- [ASSIGNMENT] An exact repetition of the data is required; no picture should appear in it.

- [RECORDS FOR THE TASK]
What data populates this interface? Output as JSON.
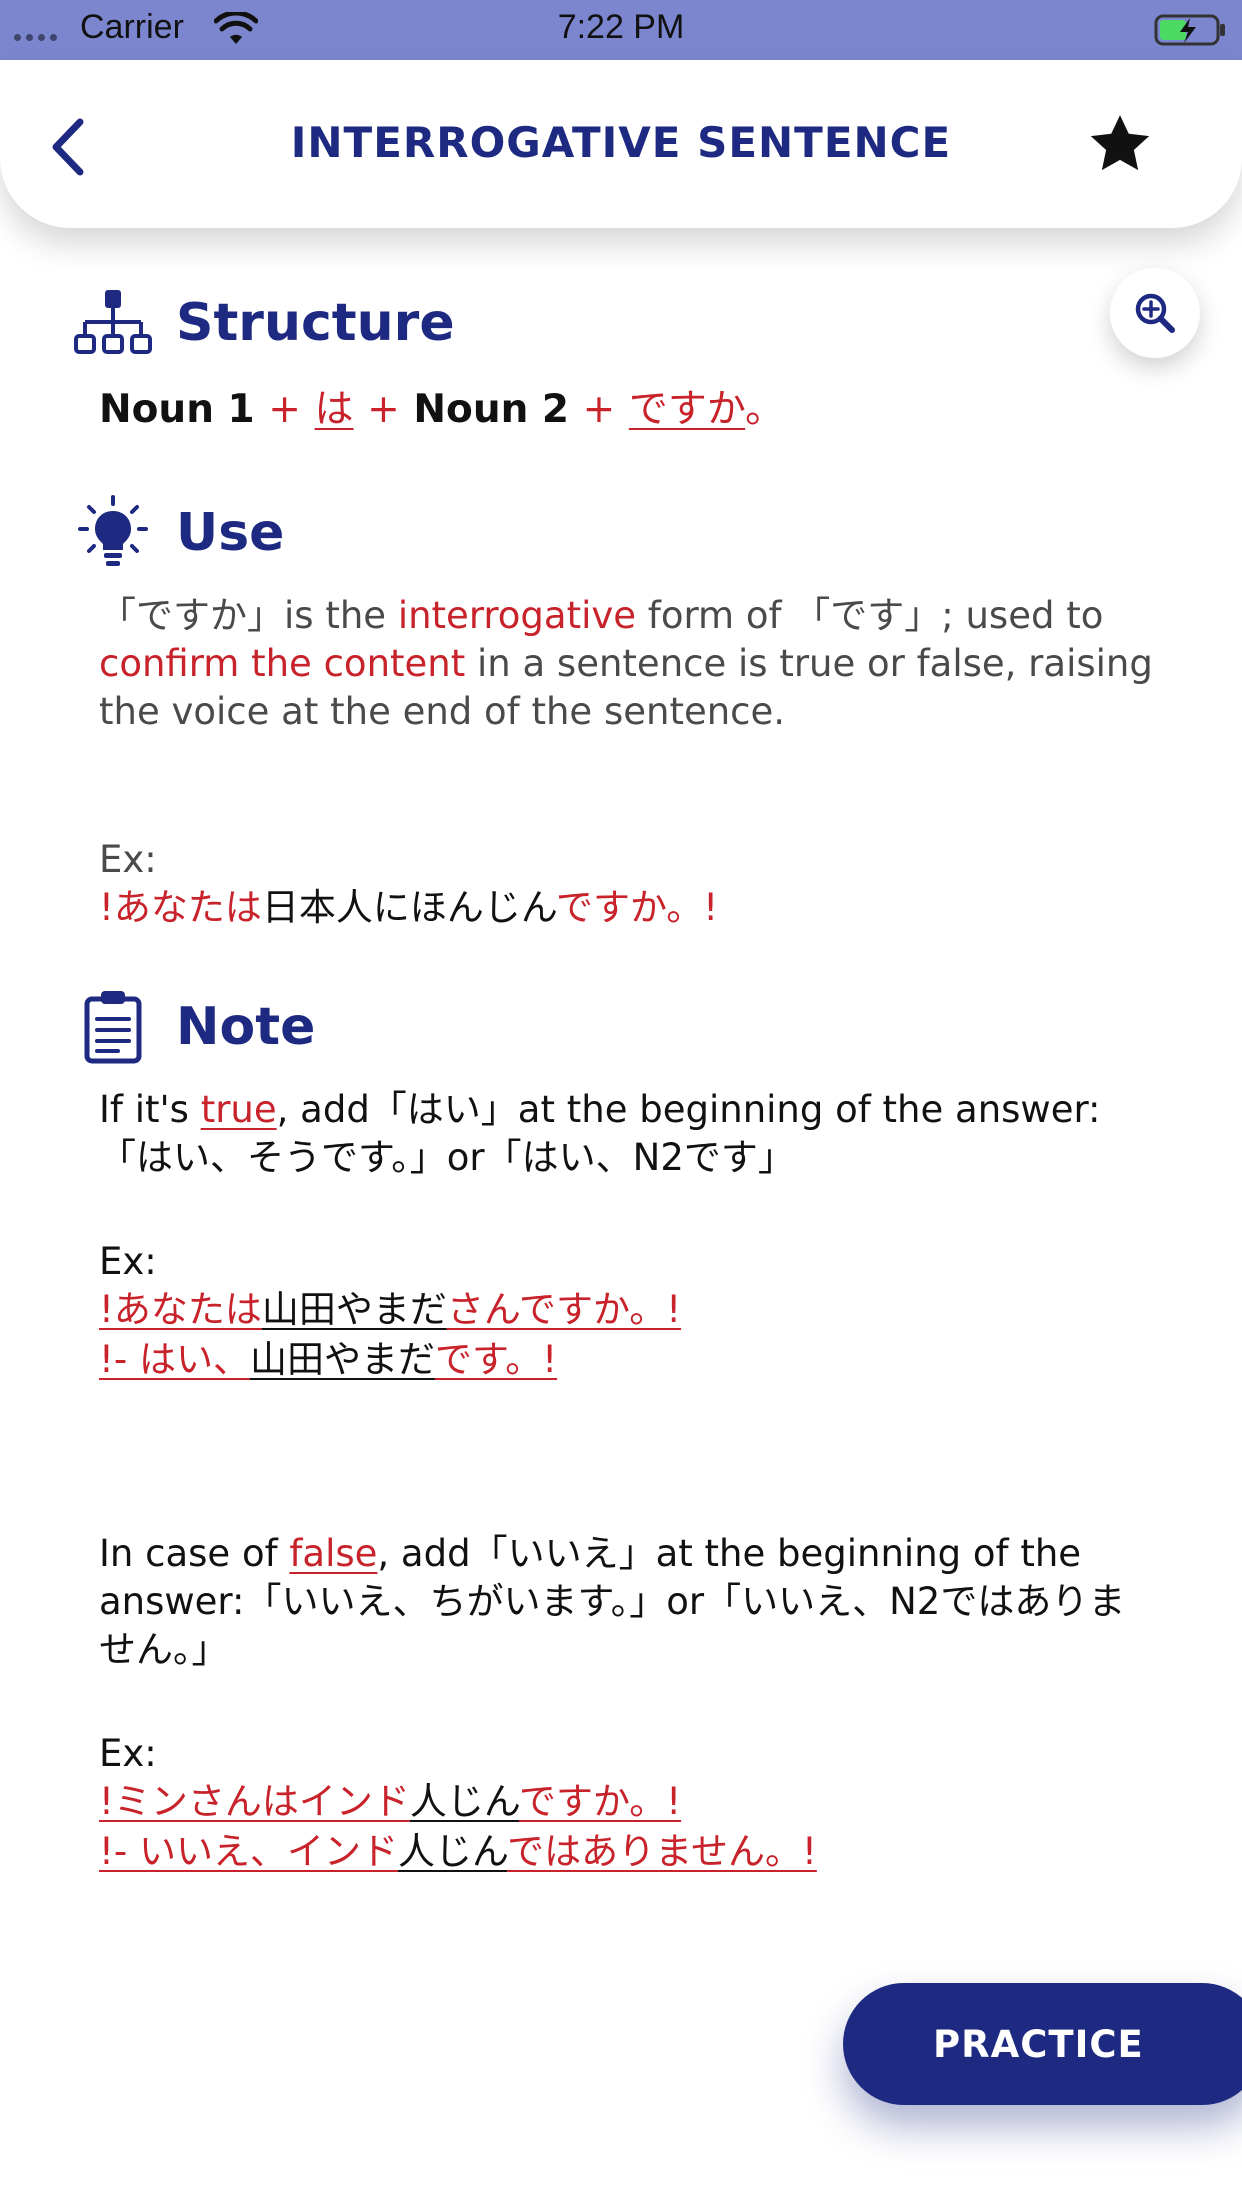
{
  "status_bar": {
    "carrier": "Carrier",
    "time": "7:22 PM"
  },
  "header": {
    "title": "INTERROGATIVE SENTENCE"
  },
  "structure": {
    "title": "Structure",
    "noun1": "Noun 1",
    "plus": "+",
    "particle": "は",
    "noun2": "Noun 2",
    "desuka": "ですか",
    "period": "。"
  },
  "use": {
    "title": "Use",
    "p1": "「ですか」is the ",
    "p1_red": "interrogative",
    "p2": " form of 「です」;",
    "p3": "used to ",
    "p3_red": "confirm the content",
    "p4": " in a sentence is true or false, raising the voice at the end of the sentence.",
    "ex_label": "Ex:",
    "ex_red1": "!あなたは",
    "ex_black": "日本人にほんじん",
    "ex_red2": "ですか。!"
  },
  "note": {
    "title": "Note",
    "true_p1": "If it's ",
    "true_word": "true",
    "true_p2": ", add「はい」at the beginning of the answer:「はい、そうです。」or「はい、N2です」",
    "ex1_label": "Ex:",
    "ex1_l1_red1": "!あなたは",
    "ex1_l1_black": "山田やまだ",
    "ex1_l1_red2": "さんですか。!",
    "ex1_l2_red1": "!- はい、",
    "ex1_l2_black": "山田やまだ",
    "ex1_l2_red2": "です。!",
    "false_p1": "In case of ",
    "false_word": "false",
    "false_p2": ", add「いいえ」at the beginning of the answer:「いいえ、ちがいます。」or「いいえ、N2ではありません。」",
    "ex2_label": "Ex:",
    "ex2_l1_red1": "!ミンさんはインド",
    "ex2_l1_black": "人じん",
    "ex2_l1_red2": "ですか。!",
    "ex2_l2_red1": "!- いいえ、インド",
    "ex2_l2_black": "人じん",
    "ex2_l2_red2": "ではありません。!"
  },
  "practice_button": {
    "label": "PRACTICE"
  },
  "colors": {
    "primary": "#1e2a82",
    "accent_red": "#c8222a",
    "status_bar": "#7b86ce"
  }
}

- [ANSWER TO THIS PROBLEM]
What data populates this interface? Output as JSON.
{
  "status_bar": {
    "carrier": "Carrier",
    "time": "7:22 PM"
  },
  "header": {
    "title": "INTERROGATIVE SENTENCE"
  },
  "structure": {
    "title": "Structure",
    "noun1": "Noun 1",
    "plus": "+",
    "particle": "は",
    "noun2": "Noun 2",
    "desuka": "ですか",
    "period": "。"
  },
  "use": {
    "title": "Use",
    "p1": "「ですか」is the ",
    "p1_red": "interrogative",
    "p2": " form of 「です」;",
    "p3": "used to ",
    "p3_red": "confirm the content",
    "p4": " in a sentence is true or false, raising the voice at the end of the sentence.",
    "ex_label": "Ex:",
    "ex_red1": "!あなたは",
    "ex_black": "日本人にほんじん",
    "ex_red2": "ですか。!"
  },
  "note": {
    "title": "Note",
    "true_p1": "If it's ",
    "true_word": "true",
    "true_p2": ", add「はい」at the beginning of the answer:「はい、そうです。」or「はい、N2です」",
    "ex1_label": "Ex:",
    "ex1_l1_red1": "!あなたは",
    "ex1_l1_black": "山田やまだ",
    "ex1_l1_red2": "さんですか。!",
    "ex1_l2_red1": "!- はい、",
    "ex1_l2_black": "山田やまだ",
    "ex1_l2_red2": "です。!",
    "false_p1": "In case of ",
    "false_word": "false",
    "false_p2": ", add「いいえ」at the beginning of the answer:「いいえ、ちがいます。」or「いいえ、N2ではありません。」",
    "ex2_label": "Ex:",
    "ex2_l1_red1": "!ミンさんはインド",
    "ex2_l1_black": "人じん",
    "ex2_l1_red2": "ですか。!",
    "ex2_l2_red1": "!- いいえ、インド",
    "ex2_l2_black": "人じん",
    "ex2_l2_red2": "ではありません。!"
  },
  "practice_button": {
    "label": "PRACTICE"
  },
  "colors": {
    "primary": "#1e2a82",
    "accent_red": "#c8222a",
    "status_bar": "#7b86ce"
  }
}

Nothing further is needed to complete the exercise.